*** RECORDS SUPPLIED ***

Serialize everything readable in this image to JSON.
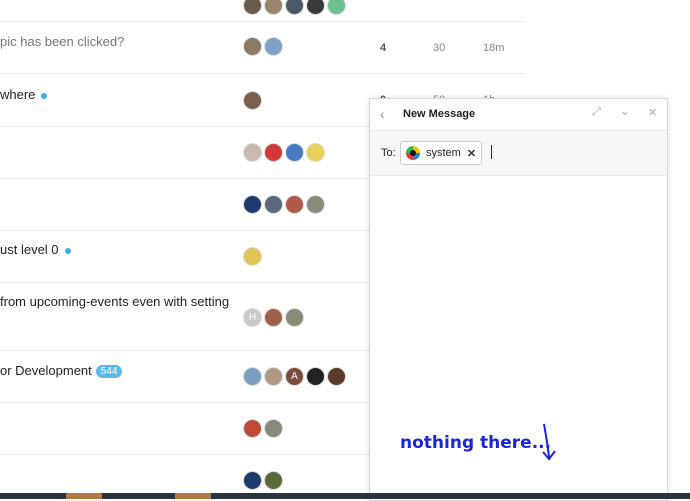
{
  "topics": [
    {
      "title": "",
      "avatars": [
        "#6b5b4c",
        "#9a8470",
        "#4a5a6a",
        "#3a3a3a",
        "#6cc18f"
      ],
      "replies": "",
      "views": "",
      "activity": ""
    },
    {
      "title": "pic has been clicked?",
      "muted": true,
      "avatars": [
        "#8a7a66",
        "#7fa0c8"
      ],
      "replies": "4",
      "views": "30",
      "activity": "18m"
    },
    {
      "title": "where",
      "dot": true,
      "avatars": [
        "#7a6050"
      ],
      "replies": "0",
      "views": "50",
      "activity": "1h"
    },
    {
      "title": "",
      "avatars": [
        "#c9b9b0",
        "#d23a3a",
        "#4a7ac0",
        "#e8d25a"
      ],
      "replies": "",
      "views": "",
      "activity": ""
    },
    {
      "title": "",
      "avatars": [
        "#1e3a6b",
        "#5a6a7a",
        "#b05a4a",
        "#8a8a7a"
      ],
      "replies": "",
      "views": "",
      "activity": ""
    },
    {
      "title": "ust level 0",
      "dot": true,
      "avatars": [
        "#e2c55a"
      ],
      "replies": "",
      "views": "",
      "activity": ""
    },
    {
      "title": " from upcoming-events even with setting",
      "avatars_letter": "H",
      "avatars": [
        "#c9c9c9",
        "#a0604a",
        "#8a8a7a"
      ],
      "replies": "",
      "views": "",
      "activity": ""
    },
    {
      "title": "or Development",
      "badge": "544",
      "avatars": [
        "#7aa0c0",
        "#b09a80",
        "#7a4a3a",
        "#222222",
        "#5a3a2a"
      ],
      "avatar_letter_3": "A",
      "replies": "",
      "views": "",
      "activity": ""
    },
    {
      "title": "",
      "avatars": [
        "#c04a3a",
        "#8a8a7a"
      ],
      "replies": "",
      "views": "",
      "activity": ""
    },
    {
      "title": "",
      "avatars": [
        "#1e3a6b",
        "#5a6a3a"
      ],
      "replies": "",
      "views": "",
      "activity": ""
    }
  ],
  "composer": {
    "title": "New Message",
    "to_label": "To:",
    "recipient": "system",
    "remove_symbol": "✕",
    "back_symbol": "‹",
    "expand_symbol": "⤢",
    "collapse_symbol": "⌄",
    "close_symbol": "✕"
  },
  "annotation": "nothing there...",
  "colors": {
    "accent_blue": "#1a25d6",
    "badge": "#5fb7e8",
    "dot": "#3ab0f0"
  }
}
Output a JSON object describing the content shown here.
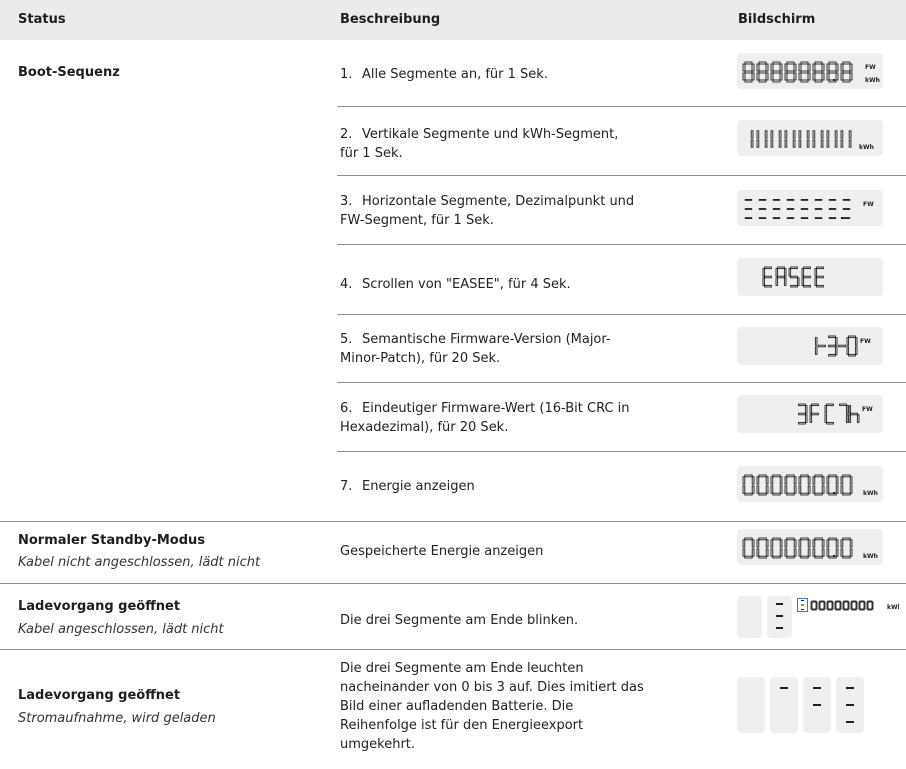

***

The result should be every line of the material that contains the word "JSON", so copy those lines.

Serialize everything readable in this image to JSON.
Output a JSON object describing the content shown here.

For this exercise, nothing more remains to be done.